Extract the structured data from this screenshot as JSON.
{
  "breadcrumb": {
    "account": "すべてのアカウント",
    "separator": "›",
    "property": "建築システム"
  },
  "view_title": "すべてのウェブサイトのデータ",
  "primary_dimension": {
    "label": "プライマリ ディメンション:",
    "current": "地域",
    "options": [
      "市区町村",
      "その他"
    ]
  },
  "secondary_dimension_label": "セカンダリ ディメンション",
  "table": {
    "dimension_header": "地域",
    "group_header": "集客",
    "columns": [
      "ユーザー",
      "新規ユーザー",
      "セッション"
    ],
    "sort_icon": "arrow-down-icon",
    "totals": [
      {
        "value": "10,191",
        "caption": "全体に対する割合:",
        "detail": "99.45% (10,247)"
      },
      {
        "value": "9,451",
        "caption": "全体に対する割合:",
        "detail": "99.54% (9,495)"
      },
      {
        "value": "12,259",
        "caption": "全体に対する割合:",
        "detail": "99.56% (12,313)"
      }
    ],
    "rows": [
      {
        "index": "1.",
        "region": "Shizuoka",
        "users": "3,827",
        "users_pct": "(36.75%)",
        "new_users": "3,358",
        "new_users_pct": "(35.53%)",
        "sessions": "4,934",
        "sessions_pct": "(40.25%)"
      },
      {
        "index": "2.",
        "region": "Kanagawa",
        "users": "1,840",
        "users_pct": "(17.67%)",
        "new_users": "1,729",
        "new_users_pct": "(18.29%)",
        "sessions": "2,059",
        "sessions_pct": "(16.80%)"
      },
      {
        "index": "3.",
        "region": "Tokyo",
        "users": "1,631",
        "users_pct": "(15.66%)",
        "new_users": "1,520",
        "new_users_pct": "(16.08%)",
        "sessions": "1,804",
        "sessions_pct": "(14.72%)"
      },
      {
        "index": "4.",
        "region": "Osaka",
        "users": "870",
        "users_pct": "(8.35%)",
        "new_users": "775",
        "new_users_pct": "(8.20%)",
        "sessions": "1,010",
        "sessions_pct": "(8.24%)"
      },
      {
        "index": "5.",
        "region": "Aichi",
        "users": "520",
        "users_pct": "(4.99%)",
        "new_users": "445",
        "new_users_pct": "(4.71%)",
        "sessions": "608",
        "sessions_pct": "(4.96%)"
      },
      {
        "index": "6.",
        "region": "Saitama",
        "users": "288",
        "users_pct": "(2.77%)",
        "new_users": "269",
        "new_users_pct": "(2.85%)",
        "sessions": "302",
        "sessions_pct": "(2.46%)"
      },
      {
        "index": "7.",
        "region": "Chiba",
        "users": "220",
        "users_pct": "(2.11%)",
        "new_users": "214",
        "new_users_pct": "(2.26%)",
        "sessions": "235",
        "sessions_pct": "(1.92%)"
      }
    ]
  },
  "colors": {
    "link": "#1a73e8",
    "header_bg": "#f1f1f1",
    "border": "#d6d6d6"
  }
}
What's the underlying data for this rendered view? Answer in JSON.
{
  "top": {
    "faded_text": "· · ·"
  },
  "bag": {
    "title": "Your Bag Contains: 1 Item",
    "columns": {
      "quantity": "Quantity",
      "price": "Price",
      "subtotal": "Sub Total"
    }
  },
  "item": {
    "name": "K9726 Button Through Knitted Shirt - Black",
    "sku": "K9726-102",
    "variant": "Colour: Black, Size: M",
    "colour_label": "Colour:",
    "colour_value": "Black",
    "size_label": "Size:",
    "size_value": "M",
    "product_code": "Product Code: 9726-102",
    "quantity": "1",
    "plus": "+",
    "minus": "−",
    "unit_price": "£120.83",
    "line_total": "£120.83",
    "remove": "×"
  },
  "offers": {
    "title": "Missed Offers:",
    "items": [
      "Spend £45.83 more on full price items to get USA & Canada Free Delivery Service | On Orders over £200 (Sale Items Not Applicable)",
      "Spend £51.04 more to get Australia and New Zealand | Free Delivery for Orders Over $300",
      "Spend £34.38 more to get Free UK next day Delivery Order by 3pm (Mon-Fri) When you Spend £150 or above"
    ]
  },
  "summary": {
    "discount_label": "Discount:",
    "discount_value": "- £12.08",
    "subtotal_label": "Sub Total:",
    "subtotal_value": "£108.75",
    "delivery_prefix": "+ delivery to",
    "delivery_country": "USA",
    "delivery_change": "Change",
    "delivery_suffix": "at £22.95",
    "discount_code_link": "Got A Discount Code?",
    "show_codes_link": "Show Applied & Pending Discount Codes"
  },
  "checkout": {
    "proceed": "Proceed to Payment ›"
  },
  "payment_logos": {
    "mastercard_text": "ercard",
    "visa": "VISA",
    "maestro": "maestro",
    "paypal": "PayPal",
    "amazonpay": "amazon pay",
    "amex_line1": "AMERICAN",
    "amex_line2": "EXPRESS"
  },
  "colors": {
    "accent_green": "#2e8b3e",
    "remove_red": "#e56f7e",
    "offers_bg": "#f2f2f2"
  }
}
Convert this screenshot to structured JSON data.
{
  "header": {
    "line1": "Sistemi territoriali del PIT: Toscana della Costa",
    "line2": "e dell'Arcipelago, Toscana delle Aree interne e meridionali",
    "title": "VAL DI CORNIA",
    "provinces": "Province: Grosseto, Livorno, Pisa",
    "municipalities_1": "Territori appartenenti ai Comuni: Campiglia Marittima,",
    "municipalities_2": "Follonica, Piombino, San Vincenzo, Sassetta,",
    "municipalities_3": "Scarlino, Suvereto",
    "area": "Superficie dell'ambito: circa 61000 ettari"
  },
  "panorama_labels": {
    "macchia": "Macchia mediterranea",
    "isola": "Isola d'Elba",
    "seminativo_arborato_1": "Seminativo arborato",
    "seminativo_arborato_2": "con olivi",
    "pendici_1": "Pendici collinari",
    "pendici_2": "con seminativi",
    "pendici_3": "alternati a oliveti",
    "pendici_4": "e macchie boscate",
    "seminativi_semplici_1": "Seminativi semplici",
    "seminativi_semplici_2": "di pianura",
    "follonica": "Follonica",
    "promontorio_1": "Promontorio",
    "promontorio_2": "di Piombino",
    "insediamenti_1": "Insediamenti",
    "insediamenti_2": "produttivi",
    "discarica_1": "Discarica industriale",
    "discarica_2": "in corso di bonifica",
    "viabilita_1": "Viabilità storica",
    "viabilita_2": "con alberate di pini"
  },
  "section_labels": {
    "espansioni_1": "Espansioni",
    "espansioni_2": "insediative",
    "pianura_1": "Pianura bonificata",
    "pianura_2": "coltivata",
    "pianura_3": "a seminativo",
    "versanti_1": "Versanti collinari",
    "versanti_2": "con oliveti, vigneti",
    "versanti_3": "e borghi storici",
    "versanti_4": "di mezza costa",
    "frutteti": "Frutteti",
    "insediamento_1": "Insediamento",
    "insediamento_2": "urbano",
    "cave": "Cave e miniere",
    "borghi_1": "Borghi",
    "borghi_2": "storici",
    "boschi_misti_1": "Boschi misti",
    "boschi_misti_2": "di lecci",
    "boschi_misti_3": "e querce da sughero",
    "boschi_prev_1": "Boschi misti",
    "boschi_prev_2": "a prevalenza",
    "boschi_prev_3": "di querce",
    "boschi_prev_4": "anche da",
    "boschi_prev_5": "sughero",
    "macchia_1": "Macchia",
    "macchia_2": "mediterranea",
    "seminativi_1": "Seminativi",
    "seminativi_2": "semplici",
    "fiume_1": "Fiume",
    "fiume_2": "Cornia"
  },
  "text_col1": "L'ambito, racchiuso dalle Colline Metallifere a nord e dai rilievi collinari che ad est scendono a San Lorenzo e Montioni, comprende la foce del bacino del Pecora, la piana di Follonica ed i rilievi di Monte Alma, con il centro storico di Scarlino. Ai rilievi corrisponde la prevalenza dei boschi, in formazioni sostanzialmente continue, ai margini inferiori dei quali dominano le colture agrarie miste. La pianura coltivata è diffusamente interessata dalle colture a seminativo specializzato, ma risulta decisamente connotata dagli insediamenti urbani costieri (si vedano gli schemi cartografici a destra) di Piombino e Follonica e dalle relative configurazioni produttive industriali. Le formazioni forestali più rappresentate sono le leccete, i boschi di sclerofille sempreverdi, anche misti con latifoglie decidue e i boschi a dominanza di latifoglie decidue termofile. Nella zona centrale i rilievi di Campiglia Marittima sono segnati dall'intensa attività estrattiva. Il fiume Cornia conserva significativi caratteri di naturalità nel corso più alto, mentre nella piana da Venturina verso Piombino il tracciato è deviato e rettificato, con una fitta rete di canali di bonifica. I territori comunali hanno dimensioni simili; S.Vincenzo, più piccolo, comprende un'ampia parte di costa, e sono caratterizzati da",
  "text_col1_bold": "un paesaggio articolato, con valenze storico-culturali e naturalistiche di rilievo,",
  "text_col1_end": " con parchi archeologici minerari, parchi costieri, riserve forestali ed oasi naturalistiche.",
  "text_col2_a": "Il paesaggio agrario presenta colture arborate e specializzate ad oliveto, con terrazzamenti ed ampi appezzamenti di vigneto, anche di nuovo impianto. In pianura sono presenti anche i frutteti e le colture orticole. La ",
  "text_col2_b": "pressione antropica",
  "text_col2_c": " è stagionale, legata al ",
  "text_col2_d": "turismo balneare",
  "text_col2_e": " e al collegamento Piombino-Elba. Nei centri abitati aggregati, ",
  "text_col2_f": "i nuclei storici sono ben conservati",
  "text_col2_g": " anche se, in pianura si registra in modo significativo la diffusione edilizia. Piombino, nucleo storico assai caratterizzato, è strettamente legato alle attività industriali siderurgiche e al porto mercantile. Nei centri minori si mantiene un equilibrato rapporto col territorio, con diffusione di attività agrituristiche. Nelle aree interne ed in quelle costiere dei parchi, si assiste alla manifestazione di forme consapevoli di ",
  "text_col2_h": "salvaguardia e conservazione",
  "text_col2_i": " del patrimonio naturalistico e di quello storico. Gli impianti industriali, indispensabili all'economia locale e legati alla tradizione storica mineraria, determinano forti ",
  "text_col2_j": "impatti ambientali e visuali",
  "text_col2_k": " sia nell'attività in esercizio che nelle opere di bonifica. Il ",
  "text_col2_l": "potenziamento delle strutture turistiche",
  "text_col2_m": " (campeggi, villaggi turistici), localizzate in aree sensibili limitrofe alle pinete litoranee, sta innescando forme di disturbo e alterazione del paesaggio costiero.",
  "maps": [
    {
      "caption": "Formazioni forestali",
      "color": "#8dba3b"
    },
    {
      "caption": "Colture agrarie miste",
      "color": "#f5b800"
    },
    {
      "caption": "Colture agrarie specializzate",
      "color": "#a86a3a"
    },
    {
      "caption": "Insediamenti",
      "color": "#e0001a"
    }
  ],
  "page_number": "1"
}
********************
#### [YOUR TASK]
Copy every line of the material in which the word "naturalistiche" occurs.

#### [PROBLEM SOLUTION]
  "text_col1_bold": "un paesaggio articolato, con valenze storico-culturali e naturalistiche di rilievo,",
  "text_col1_end": " con parchi archeologici minerari, parchi costieri, riserve forestali ed oasi naturalistiche.",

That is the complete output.